#### Instructions for the task
Would you retype each of the records exactly as shown?

#### Supplied material
┏━━
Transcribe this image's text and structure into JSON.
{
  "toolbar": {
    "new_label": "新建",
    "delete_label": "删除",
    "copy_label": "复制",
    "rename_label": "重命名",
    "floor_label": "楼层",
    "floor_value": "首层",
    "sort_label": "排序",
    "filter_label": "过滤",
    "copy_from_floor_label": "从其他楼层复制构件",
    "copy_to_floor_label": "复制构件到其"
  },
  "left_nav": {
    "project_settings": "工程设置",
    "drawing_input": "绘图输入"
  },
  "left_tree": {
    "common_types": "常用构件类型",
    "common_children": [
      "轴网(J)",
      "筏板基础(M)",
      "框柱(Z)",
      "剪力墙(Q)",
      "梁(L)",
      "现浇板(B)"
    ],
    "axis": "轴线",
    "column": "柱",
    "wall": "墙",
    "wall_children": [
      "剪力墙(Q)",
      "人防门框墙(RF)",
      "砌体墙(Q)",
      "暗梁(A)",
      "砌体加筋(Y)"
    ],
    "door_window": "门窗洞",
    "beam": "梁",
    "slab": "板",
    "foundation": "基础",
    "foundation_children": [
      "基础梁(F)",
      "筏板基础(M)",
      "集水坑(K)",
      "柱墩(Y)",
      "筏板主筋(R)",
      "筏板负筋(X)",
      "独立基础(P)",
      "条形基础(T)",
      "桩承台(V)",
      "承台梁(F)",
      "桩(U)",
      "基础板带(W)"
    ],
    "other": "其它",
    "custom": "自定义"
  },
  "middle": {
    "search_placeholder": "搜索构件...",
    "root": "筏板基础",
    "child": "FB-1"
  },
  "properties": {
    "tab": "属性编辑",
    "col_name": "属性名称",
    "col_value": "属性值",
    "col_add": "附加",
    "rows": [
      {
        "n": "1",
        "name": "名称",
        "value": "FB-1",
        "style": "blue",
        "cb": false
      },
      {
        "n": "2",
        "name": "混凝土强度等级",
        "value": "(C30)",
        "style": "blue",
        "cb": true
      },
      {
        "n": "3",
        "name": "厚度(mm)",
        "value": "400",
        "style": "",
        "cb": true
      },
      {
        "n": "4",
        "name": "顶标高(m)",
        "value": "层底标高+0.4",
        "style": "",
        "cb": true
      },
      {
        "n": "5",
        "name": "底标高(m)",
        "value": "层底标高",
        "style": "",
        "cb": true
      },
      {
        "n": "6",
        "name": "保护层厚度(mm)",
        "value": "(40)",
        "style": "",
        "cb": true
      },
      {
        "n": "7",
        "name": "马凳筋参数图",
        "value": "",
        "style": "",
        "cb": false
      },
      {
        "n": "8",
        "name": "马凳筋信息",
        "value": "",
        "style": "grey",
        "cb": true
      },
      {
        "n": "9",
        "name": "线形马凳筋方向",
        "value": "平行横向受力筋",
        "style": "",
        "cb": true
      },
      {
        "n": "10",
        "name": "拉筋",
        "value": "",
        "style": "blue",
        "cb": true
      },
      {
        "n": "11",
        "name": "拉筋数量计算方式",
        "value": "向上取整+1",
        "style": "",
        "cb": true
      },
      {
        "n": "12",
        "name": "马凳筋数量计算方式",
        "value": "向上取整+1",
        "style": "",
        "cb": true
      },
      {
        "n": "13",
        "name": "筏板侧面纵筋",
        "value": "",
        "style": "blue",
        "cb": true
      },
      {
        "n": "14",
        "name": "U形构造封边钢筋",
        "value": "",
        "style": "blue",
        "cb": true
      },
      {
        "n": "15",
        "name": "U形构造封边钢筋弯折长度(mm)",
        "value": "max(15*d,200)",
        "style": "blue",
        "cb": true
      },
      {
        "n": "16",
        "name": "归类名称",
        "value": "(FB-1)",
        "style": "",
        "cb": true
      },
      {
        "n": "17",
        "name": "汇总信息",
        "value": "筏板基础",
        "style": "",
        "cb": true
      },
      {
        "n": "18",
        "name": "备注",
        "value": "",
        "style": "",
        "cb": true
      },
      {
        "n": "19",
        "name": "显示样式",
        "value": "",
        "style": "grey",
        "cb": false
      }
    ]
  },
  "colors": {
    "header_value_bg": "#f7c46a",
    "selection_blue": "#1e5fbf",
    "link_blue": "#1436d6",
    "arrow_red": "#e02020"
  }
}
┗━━
#### Task response
Transcribe this image's text and structure into JSON.
{
  "toolbar": {
    "new_label": "新建",
    "delete_label": "删除",
    "copy_label": "复制",
    "rename_label": "重命名",
    "floor_label": "楼层",
    "floor_value": "首层",
    "sort_label": "排序",
    "filter_label": "过滤",
    "copy_from_floor_label": "从其他楼层复制构件",
    "copy_to_floor_label": "复制构件到其"
  },
  "left_nav": {
    "project_settings": "工程设置",
    "drawing_input": "绘图输入"
  },
  "left_tree": {
    "common_types": "常用构件类型",
    "common_children": [
      "轴网(J)",
      "筏板基础(M)",
      "框柱(Z)",
      "剪力墙(Q)",
      "梁(L)",
      "现浇板(B)"
    ],
    "axis": "轴线",
    "column": "柱",
    "wall": "墙",
    "wall_children": [
      "剪力墙(Q)",
      "人防门框墙(RF)",
      "砌体墙(Q)",
      "暗梁(A)",
      "砌体加筋(Y)"
    ],
    "door_window": "门窗洞",
    "beam": "梁",
    "slab": "板",
    "foundation": "基础",
    "foundation_children": [
      "基础梁(F)",
      "筏板基础(M)",
      "集水坑(K)",
      "柱墩(Y)",
      "筏板主筋(R)",
      "筏板负筋(X)",
      "独立基础(P)",
      "条形基础(T)",
      "桩承台(V)",
      "承台梁(F)",
      "桩(U)",
      "基础板带(W)"
    ],
    "other": "其它",
    "custom": "自定义"
  },
  "middle": {
    "search_placeholder": "搜索构件...",
    "root": "筏板基础",
    "child": "FB-1"
  },
  "properties": {
    "tab": "属性编辑",
    "col_name": "属性名称",
    "col_value": "属性值",
    "col_add": "附加",
    "rows": [
      {
        "n": "1",
        "name": "名称",
        "value": "FB-1",
        "style": "blue",
        "cb": false
      },
      {
        "n": "2",
        "name": "混凝土强度等级",
        "value": "(C30)",
        "style": "blue",
        "cb": true
      },
      {
        "n": "3",
        "name": "厚度(mm)",
        "value": "400",
        "style": "",
        "cb": true
      },
      {
        "n": "4",
        "name": "顶标高(m)",
        "value": "层底标高+0.4",
        "style": "",
        "cb": true
      },
      {
        "n": "5",
        "name": "底标高(m)",
        "value": "层底标高",
        "style": "",
        "cb": true
      },
      {
        "n": "6",
        "name": "保护层厚度(mm)",
        "value": "(40)",
        "style": "",
        "cb": true
      },
      {
        "n": "7",
        "name": "马凳筋参数图",
        "value": "",
        "style": "",
        "cb": false
      },
      {
        "n": "8",
        "name": "马凳筋信息",
        "value": "",
        "style": "grey",
        "cb": true
      },
      {
        "n": "9",
        "name": "线形马凳筋方向",
        "value": "平行横向受力筋",
        "style": "",
        "cb": true
      },
      {
        "n": "10",
        "name": "拉筋",
        "value": "",
        "style": "blue",
        "cb": true
      },
      {
        "n": "11",
        "name": "拉筋数量计算方式",
        "value": "向上取整+1",
        "style": "",
        "cb": true
      },
      {
        "n": "12",
        "name": "马凳筋数量计算方式",
        "value": "向上取整+1",
        "style": "",
        "cb": true
      },
      {
        "n": "13",
        "name": "筏板侧面纵筋",
        "value": "",
        "style": "blue",
        "cb": true
      },
      {
        "n": "14",
        "name": "U形构造封边钢筋",
        "value": "",
        "style": "blue",
        "cb": true
      },
      {
        "n": "15",
        "name": "U形构造封边钢筋弯折长度(mm)",
        "value": "max(15*d,200)",
        "style": "blue",
        "cb": true
      },
      {
        "n": "16",
        "name": "归类名称",
        "value": "(FB-1)",
        "style": "",
        "cb": true
      },
      {
        "n": "17",
        "name": "汇总信息",
        "value": "筏板基础",
        "style": "",
        "cb": true
      },
      {
        "n": "18",
        "name": "备注",
        "value": "",
        "style": "",
        "cb": true
      },
      {
        "n": "19",
        "name": "显示样式",
        "value": "",
        "style": "grey",
        "cb": false
      }
    ]
  },
  "colors": {
    "header_value_bg": "#f7c46a",
    "selection_blue": "#1e5fbf",
    "link_blue": "#1436d6",
    "arrow_red": "#e02020"
  }
}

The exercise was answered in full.